New fraud prevention guidelines aim to 'design out opportunities for crime and reduce harm to consumers,' says the UK's Home Office.
The UK government, mobile phone operators and card payments players have agreed on a set of guidelines aimed at preventing criminals from abusing stolen phones equipped to make NFC-based debit, credit or prepaid card payments.
"In an effort to design out opportunities for crime and reduce harm to consumers the government has been working with industry to ensure the technology builds in tough security measures at the earliest stages," says the Home Office. "Working with the government, the mobile phone and banking industry have agreed to a set of guidelines. They have committed to ensuring consumers are not put at an increased risk due to the development of this technology, especially young people who are often the earliest adopters of technology and suffer from disproportionate risk."
The guidelines cover:
- Ensuring contactless payment functions, SIM cards and phones will be disabled as soon as possible once a contactless payment mobile phone is reported lost or stolen
- Any transactions above the maximum contactless payment value (currently £10) will require verification, such as a pin code, similar to the current guidelines that underpin existing contactless card payment schemes.
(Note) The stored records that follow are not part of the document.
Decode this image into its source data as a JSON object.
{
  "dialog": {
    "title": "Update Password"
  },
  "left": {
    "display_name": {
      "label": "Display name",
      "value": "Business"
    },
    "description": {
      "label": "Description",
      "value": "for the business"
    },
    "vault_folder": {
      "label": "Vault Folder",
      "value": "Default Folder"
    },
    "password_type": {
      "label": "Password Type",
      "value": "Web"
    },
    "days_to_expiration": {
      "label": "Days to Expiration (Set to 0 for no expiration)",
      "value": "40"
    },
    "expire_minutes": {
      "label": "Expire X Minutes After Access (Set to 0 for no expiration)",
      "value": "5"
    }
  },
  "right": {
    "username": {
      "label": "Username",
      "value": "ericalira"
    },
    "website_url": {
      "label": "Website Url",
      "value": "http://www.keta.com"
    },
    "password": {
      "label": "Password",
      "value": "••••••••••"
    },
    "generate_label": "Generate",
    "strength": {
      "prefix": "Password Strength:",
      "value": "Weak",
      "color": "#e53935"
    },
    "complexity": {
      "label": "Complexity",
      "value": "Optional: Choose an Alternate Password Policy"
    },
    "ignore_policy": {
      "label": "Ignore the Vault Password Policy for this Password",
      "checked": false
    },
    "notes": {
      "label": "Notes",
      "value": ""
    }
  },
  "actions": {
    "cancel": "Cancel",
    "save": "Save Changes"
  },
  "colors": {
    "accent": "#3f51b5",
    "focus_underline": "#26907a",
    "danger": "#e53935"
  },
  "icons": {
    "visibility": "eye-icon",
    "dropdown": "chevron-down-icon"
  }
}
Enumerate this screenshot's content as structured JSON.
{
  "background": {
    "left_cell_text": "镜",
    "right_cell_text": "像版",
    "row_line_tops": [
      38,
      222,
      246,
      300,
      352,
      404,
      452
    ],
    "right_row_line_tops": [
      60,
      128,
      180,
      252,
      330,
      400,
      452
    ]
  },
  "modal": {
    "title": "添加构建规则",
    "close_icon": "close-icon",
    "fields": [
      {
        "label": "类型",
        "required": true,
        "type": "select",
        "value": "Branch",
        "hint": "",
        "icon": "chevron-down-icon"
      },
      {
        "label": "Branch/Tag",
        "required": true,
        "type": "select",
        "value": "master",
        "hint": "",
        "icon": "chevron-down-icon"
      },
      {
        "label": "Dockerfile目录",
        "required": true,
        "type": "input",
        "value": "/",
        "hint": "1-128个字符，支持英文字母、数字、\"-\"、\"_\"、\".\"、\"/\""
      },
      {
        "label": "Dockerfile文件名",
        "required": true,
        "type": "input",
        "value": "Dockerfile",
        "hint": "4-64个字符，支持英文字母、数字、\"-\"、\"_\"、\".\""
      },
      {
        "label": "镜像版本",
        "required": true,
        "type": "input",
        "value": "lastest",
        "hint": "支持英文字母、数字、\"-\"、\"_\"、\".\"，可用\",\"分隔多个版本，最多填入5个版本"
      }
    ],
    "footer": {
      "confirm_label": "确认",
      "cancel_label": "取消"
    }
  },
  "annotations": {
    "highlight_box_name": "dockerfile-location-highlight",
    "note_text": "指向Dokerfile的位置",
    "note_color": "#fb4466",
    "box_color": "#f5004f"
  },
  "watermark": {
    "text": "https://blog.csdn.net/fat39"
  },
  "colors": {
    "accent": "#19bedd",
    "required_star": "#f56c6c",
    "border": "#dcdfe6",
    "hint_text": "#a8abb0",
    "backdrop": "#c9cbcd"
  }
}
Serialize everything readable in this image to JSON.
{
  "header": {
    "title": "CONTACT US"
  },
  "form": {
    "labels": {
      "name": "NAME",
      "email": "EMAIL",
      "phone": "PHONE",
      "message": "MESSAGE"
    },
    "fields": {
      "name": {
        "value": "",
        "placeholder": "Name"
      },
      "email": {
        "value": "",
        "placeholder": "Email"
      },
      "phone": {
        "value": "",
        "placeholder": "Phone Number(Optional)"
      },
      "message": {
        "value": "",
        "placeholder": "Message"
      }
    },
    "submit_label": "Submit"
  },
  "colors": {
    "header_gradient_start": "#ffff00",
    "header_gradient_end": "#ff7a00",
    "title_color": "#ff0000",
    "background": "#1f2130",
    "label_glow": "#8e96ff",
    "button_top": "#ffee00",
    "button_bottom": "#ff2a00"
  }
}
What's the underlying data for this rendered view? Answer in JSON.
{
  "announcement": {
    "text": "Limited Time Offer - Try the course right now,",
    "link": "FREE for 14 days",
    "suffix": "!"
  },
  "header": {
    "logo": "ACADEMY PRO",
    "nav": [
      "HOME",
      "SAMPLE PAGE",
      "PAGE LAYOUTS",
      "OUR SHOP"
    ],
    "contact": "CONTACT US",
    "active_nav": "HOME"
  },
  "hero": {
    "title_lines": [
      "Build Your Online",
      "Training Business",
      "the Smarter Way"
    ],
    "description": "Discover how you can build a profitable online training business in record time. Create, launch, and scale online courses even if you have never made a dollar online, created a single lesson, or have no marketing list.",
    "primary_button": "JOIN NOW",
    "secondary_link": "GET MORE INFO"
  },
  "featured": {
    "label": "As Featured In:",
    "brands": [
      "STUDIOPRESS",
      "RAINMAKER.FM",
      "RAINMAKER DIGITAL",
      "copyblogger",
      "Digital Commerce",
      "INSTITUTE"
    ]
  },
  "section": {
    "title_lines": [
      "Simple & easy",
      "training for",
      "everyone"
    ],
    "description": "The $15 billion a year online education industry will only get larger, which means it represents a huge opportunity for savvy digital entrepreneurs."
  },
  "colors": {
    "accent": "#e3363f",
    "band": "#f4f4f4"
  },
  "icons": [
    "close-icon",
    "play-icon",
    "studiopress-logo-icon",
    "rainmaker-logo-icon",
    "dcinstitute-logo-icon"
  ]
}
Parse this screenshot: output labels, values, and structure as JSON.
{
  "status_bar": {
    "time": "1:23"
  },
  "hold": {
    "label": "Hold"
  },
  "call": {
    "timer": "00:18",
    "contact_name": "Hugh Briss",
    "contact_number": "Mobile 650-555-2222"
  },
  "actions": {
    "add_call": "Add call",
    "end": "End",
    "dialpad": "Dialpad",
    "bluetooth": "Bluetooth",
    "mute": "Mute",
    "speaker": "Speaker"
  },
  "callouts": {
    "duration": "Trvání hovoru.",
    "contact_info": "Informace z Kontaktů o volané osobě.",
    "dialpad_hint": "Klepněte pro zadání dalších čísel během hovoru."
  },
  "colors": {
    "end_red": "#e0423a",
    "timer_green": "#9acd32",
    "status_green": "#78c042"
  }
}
Additional security such as pin codes will also be required if more than a certain number of low-value transactions are carried out in quick succession
- any customer who signs up for a contactless payment phone will be encouraged to add their details on the National Mobile Property Register to make it easier for stolen phones to be identified and recovered.
"These guidelines are an important step forward in protecting the public from criminals," says Home Office minister Alan Campbell. "I am pleased that the mobile and banking industries have worked with us to ensure that the public are protected at the earliest opportunity."
"This technology is an exciting new development but we must continue to work together to reduce any new opportunities for criminals to profit from mobile theft," the minister continued. "As new technologies like this develop we aim to consider where safeguards can be incorporated at the drawing board stage."
"We have welcomed the opportunity to engage in discussions with the Home Office, the mobile phone industry, Visa and MasterCard at this early stage, to ensure that principles around customer protection are agreed across the board," added Paul Marsh, director of The UK Cards Association. "The payments industry is sensitive to customer concerns' about security and has always set high standards for its products; any new payment solutions will be developed with precisely this in mind."